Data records
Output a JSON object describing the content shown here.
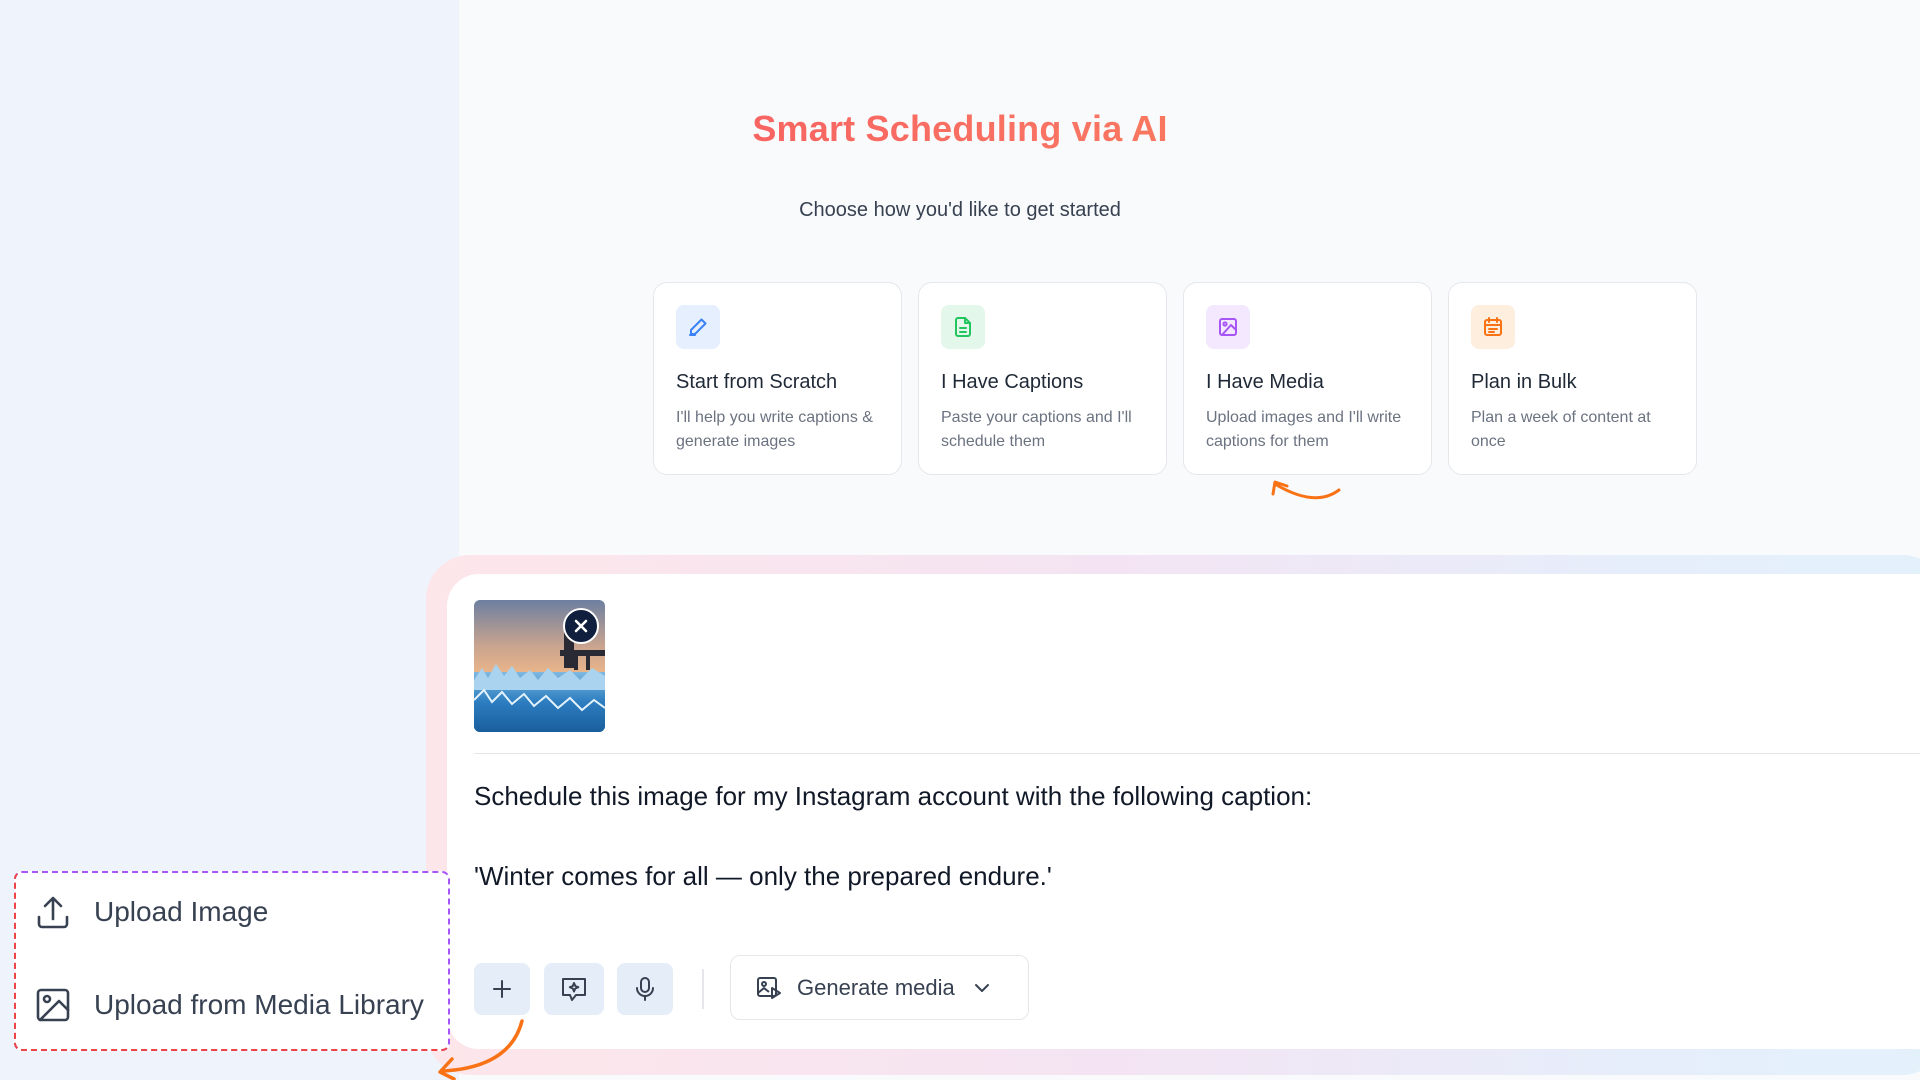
{
  "header": {
    "title": "Smart Scheduling via AI",
    "subtitle": "Choose how you'd like to get started"
  },
  "cards": [
    {
      "title": "Start from Scratch",
      "desc": "I'll help you write captions & generate images",
      "icon": "pencil-icon",
      "color": "#3b82f6",
      "bg": "#e6effd"
    },
    {
      "title": "I Have Captions",
      "desc": "Paste your captions and I'll schedule them",
      "icon": "document-icon",
      "color": "#22c55e",
      "bg": "#e3f7ea"
    },
    {
      "title": "I Have Media",
      "desc": "Upload images and I'll write captions for them",
      "icon": "image-icon",
      "color": "#a855f7",
      "bg": "#f3e8fd"
    },
    {
      "title": "Plan in Bulk",
      "desc": "Plan a week of content at once",
      "icon": "calendar-icon",
      "color": "#f97316",
      "bg": "#fdeede"
    }
  ],
  "composer": {
    "message_line1": "Schedule this image for my Instagram account with the following caption:",
    "message_line2": "'Winter comes for all — only the prepared endure.'",
    "attachment_icon": "image-thumbnail",
    "generate_media_label": "Generate media"
  },
  "upload_menu": {
    "items": [
      {
        "label": "Upload Image",
        "icon": "upload-icon"
      },
      {
        "label": "Upload from Media Library",
        "icon": "image-icon"
      }
    ]
  },
  "colors": {
    "title_gradient": [
      "#f43f5e",
      "#fb923c"
    ],
    "annotation_arrow": "#f97316",
    "menu_dash_purple": "#a855f7",
    "menu_dash_red": "#ef4444"
  }
}
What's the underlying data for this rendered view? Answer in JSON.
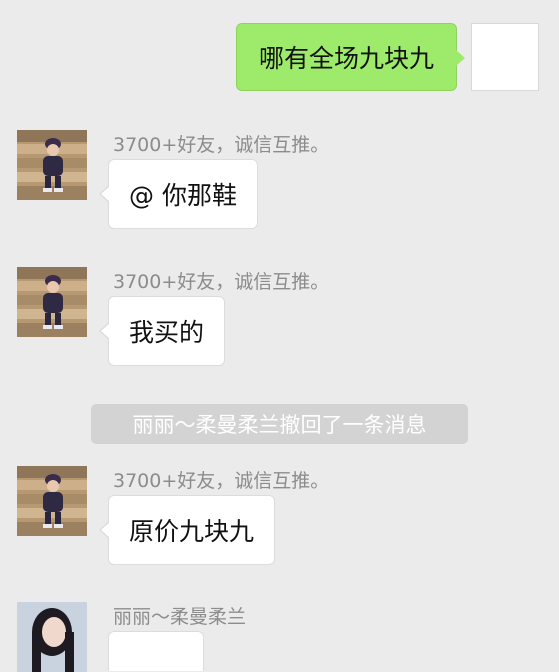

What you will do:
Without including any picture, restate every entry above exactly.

Expected answer:
Output a JSON object describing the content shown here.
{
  "header": {
    "title": "Smart Scheduling via AI",
    "subtitle": "Choose how you'd like to get started"
  },
  "cards": [
    {
      "title": "Start from Scratch",
      "desc": "I'll help you write captions & generate images",
      "icon": "pencil-icon",
      "color": "#3b82f6",
      "bg": "#e6effd"
    },
    {
      "title": "I Have Captions",
      "desc": "Paste your captions and I'll schedule them",
      "icon": "document-icon",
      "color": "#22c55e",
      "bg": "#e3f7ea"
    },
    {
      "title": "I Have Media",
      "desc": "Upload images and I'll write captions for them",
      "icon": "image-icon",
      "color": "#a855f7",
      "bg": "#f3e8fd"
    },
    {
      "title": "Plan in Bulk",
      "desc": "Plan a week of content at once",
      "icon": "calendar-icon",
      "color": "#f97316",
      "bg": "#fdeede"
    }
  ],
  "composer": {
    "message_line1": "Schedule this image for my Instagram account with the following caption:",
    "message_line2": "'Winter comes for all — only the prepared endure.'",
    "attachment_icon": "image-thumbnail",
    "generate_media_label": "Generate media"
  },
  "upload_menu": {
    "items": [
      {
        "label": "Upload Image",
        "icon": "upload-icon"
      },
      {
        "label": "Upload from Media Library",
        "icon": "image-icon"
      }
    ]
  },
  "colors": {
    "title_gradient": [
      "#f43f5e",
      "#fb923c"
    ],
    "annotation_arrow": "#f97316",
    "menu_dash_purple": "#a855f7",
    "menu_dash_red": "#ef4444"
  }
}
What's the underlying data for this rendered view? Answer in JSON.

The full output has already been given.